The fans don't know them yet, but they soon will. The basebal
Mar. 07, 1995
BRADENTON, Fla. (AP) _ The fans don't know them yet, but they soon will. The baseball negotiations have broken off again, and replacement players are here to stay _ at least until opening day, and perhaps well beyond.
Call it replacement ball or faux baseball or un-baseball, it is now more than a late-winter curiosity and something to pass the time until the real players come back. Right now, it's the only baseball there is.
Some of these guys are pressing 40 _ the Phillies' Todd Cruz is 39 and a grandfather _ but for now, they're the boys of spring. Barring an unforeseen break in the negotiations, they also might be the boys of summer.
So don't look for Frank Thomas in the Chicago White Sox's opening day lineup, though Pete Rose might be there _ Pete Rose Jr., that is. Not that Pete Sr. probably couldn't get a few hits in replacement ball. The pitchers who couldn't throw fastballs by hitters in Double-A five years ago are still trying to do it.
And what should these teams be called? They're not the real Phillies, for example, so they're known as the faux Phillies, or the Phil-ins. The Rangers are the Strangers, or the Texas Temps. Training in Fort Myers are the Minne-Pseudo Twins. The not-quite-the-Pirates are the counterfeit Bucs. The O's are the Zeroes _ they've taken their ball and gone home, refusing to play fake baseball.
Now that they've played a weekend of replacement spring training games, a few trends have developed:
_Nobody's talking. Fearful of alienating baseball's ruling hierarchy and the ``It's-still-baseball-and-isn't-it-great?'' attitude, managers and coaches don't dare proclaim they want their real players back. They also can't say they sort of enjoy working with these major league wannabes, for fear of angering their striking players. So, for the most part, nobody says anything.
_There isn't a shortstop in replacement baseball who doesn't look at the baseball before throwing it to first. Ozzie Smith or Cal Ripken probably never did it once; these guys do, and that's why there are so many infield singles.
_Every single player here thinks he already should be a major leaguer. He might have been released five times, but it's always because he didn't get along with his manager or someone in the personnel department hated him. It's never because of the real reason _ most of them couldn't play well enough.
The common lament: ``I just need a break.'' Give us a break.
_The fans often have been supportive, enthusiastic, and even noisier than the fans who usually frequent spring training.
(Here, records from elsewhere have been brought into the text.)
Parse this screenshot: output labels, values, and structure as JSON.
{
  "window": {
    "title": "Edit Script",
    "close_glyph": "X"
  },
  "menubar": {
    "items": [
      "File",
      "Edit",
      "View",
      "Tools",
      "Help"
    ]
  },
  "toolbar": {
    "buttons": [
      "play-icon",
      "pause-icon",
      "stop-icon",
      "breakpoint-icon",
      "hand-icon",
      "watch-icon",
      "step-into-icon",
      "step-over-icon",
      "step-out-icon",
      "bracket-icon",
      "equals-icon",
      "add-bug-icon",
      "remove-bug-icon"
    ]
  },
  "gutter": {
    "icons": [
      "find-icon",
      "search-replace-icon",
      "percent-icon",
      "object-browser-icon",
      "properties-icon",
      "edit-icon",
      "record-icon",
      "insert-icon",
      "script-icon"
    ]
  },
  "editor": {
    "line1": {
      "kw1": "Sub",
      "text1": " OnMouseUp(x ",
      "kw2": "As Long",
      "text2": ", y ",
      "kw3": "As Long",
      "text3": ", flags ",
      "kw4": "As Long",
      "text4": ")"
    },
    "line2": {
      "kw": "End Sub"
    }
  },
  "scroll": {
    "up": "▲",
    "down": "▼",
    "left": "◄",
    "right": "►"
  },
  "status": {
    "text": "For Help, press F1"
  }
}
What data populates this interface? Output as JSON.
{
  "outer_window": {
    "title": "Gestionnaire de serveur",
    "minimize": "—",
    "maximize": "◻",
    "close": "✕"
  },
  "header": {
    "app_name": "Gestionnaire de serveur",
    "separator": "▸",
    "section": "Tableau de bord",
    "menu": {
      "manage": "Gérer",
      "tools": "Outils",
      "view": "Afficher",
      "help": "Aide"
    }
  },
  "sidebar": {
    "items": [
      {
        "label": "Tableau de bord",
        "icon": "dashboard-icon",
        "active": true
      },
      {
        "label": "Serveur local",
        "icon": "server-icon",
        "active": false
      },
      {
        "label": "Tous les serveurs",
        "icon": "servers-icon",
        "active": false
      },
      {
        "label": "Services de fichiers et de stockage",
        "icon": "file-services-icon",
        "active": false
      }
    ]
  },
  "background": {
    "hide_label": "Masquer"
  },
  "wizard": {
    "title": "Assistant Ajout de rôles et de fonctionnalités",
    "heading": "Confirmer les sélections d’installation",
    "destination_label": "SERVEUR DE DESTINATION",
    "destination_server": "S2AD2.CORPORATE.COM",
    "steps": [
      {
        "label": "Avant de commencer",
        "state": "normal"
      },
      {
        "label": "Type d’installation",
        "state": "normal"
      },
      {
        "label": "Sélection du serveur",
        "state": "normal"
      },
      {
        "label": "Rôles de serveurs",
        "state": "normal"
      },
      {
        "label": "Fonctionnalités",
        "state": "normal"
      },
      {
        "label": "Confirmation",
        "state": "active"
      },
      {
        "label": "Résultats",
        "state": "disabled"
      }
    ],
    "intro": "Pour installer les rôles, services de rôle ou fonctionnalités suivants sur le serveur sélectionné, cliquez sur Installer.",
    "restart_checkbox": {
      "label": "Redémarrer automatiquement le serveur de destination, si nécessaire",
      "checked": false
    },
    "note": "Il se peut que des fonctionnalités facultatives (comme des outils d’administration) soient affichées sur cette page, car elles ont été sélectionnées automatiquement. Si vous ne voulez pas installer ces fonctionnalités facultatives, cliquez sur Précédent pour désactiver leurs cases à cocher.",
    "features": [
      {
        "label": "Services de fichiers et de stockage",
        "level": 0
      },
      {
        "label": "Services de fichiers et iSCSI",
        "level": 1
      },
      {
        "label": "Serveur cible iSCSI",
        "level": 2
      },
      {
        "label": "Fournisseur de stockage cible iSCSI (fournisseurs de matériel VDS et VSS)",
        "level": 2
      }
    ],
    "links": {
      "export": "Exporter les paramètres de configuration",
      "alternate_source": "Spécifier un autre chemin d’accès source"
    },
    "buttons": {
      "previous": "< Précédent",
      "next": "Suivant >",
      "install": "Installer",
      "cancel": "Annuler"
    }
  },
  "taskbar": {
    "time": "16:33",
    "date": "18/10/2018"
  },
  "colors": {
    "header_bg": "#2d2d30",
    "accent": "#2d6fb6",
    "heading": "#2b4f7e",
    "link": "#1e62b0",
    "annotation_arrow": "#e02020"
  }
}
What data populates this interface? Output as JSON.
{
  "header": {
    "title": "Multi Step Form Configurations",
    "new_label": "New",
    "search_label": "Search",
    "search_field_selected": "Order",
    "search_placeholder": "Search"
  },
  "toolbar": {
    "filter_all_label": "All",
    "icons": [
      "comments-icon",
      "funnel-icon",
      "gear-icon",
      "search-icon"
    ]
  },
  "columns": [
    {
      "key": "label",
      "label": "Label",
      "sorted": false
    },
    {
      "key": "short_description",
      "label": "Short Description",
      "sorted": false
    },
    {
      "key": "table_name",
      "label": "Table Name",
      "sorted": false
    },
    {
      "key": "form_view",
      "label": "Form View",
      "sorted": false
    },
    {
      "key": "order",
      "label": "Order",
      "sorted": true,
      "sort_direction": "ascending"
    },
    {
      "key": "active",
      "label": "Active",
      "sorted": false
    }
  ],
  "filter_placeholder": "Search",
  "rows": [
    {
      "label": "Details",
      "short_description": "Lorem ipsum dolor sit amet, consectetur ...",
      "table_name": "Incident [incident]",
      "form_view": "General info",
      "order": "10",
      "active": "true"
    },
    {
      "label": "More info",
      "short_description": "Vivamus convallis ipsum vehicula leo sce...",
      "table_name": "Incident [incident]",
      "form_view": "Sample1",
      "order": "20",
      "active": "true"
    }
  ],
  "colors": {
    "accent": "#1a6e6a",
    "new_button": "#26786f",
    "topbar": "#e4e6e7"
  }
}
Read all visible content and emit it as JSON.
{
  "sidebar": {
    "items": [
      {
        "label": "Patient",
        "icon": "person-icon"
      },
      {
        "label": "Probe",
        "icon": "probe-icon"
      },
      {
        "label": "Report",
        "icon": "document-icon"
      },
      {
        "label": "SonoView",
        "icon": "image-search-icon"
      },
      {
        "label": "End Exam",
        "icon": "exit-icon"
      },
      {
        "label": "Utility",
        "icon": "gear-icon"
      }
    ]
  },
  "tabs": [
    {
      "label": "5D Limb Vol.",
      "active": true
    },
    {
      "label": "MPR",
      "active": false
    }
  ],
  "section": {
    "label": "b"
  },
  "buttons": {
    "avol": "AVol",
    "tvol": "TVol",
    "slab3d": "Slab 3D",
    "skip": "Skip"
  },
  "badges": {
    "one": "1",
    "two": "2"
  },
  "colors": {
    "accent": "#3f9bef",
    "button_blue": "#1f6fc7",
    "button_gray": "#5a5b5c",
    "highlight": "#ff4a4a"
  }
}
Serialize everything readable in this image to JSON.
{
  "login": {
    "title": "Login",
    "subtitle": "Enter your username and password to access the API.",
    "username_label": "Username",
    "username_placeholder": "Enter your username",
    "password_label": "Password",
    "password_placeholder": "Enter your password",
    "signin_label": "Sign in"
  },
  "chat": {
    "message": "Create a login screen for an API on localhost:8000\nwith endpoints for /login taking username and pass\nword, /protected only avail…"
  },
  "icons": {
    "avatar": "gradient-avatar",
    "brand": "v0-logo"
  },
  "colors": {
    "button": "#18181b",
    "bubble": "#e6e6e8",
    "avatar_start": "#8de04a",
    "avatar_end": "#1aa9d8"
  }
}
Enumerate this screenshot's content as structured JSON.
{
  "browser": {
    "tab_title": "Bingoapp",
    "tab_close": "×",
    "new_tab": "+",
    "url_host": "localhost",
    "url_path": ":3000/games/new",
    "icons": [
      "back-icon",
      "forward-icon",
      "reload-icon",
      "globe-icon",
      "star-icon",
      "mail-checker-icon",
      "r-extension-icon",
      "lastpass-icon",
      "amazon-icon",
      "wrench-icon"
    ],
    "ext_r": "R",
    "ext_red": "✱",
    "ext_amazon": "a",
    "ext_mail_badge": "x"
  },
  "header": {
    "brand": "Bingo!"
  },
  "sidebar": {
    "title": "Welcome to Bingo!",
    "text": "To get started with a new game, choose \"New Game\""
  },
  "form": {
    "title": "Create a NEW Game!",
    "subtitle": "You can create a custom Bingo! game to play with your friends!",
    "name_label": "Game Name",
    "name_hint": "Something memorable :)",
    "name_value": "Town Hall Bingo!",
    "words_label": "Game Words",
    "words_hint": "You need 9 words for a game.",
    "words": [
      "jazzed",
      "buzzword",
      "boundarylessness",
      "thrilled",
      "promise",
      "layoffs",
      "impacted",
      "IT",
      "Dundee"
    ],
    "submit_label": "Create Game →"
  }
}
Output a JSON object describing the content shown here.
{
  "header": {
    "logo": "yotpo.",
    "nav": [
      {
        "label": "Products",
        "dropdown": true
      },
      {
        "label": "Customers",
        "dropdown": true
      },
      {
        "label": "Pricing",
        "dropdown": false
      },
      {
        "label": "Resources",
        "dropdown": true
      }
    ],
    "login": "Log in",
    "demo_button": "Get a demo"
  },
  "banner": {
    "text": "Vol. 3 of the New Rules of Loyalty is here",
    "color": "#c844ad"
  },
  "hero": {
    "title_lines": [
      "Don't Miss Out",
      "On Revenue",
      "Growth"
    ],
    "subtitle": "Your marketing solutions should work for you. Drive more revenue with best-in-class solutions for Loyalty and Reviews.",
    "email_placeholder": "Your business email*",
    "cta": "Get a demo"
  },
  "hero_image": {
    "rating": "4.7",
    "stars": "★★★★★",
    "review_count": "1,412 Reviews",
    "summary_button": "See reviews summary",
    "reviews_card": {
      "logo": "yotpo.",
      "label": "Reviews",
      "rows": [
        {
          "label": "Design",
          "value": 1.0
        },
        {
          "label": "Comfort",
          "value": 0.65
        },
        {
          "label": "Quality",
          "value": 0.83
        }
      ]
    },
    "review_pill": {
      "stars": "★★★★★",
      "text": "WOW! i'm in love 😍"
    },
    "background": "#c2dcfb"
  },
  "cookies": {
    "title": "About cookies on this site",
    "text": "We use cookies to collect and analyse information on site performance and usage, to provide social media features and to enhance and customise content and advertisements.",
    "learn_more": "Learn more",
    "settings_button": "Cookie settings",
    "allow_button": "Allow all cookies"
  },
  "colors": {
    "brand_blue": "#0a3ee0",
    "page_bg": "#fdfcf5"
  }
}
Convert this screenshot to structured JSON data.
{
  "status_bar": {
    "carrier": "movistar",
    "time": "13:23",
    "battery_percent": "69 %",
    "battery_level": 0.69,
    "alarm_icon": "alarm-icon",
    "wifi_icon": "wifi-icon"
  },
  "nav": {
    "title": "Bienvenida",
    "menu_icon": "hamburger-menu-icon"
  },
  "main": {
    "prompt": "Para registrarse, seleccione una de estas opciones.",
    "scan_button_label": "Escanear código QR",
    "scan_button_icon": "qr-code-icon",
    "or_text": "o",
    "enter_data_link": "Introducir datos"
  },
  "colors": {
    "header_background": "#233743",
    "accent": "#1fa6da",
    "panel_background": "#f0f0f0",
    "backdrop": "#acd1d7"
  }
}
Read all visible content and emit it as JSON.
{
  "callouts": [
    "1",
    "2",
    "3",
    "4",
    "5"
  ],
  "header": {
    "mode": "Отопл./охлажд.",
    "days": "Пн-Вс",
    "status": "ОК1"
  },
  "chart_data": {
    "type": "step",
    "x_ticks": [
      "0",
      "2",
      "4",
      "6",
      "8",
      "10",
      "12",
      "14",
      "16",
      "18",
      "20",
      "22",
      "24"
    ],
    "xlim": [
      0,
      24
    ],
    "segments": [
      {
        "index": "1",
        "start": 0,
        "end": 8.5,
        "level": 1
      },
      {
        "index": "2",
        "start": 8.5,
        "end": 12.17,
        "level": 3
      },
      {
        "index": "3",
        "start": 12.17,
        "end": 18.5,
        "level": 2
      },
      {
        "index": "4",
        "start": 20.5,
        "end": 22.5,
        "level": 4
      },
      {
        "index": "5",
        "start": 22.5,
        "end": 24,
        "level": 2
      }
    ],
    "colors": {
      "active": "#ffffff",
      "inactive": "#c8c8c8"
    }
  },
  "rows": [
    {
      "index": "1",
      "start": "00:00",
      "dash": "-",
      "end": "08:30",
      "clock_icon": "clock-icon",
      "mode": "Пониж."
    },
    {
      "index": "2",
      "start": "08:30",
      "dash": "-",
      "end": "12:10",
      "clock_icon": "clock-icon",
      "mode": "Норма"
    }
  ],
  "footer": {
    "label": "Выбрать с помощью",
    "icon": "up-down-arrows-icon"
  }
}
Maybe it's because they're just glad to see baseball back in whatever form, or they don't know any better, but they really seem to like it.
Could be it be the players are friendly and willingly sign autographs? Pirates players were even seen introducing their wives and children to fans. Visit a real major-league game and see how many times that happens.
_The fastballs aren't as fast, the breaking balls don't break as sharply, the outfielders don't get a jump on fly balls as quickly, infielders often hesitate before covering a bag. The best pitchers in replacement ball won't be the fastest, but those who can change speeds. Tommy John in his prime would win 45 games in replacement ball.
_Where are the regular players? Nearly a week into sort-of-exhibition baseball, and not a striking player has been spotted carrying a picket sign. Or hiring someone to carry it for him.
_Teams seem to have scouted replacements as much for their news value as their talent levels. Scriptwriters couldn't have invented stories as interesting as White Sox season-ticket holder Ed Koziol getting a tryout _ and sticking. As Wayne Busby walking down the street from the local bakery in Bradenton and landing a job with the Pirates. As the Mets' Al Coghen going from driving a Teamster-controlled truck to driving in runs. As the Pirates' Mark Doran, who went from appearing in the movie ``Rookie of the Year'' to trying to win the award as a replacement.
_These guys literally would run through a wall to play. Remember Rodney McCray, the unforgettable minor leaguer who crashed through the plywood outfield wall? He's here. So is the Reds' Matt Bragga, who tried to copy McCray's oft-replayed feat by running face-first into an outfield wall. The trouble was it wasn't plywood, but fortified wood. Ouch.
OK, so it's not major-league baseball. But it's baseball. Deal with it, America.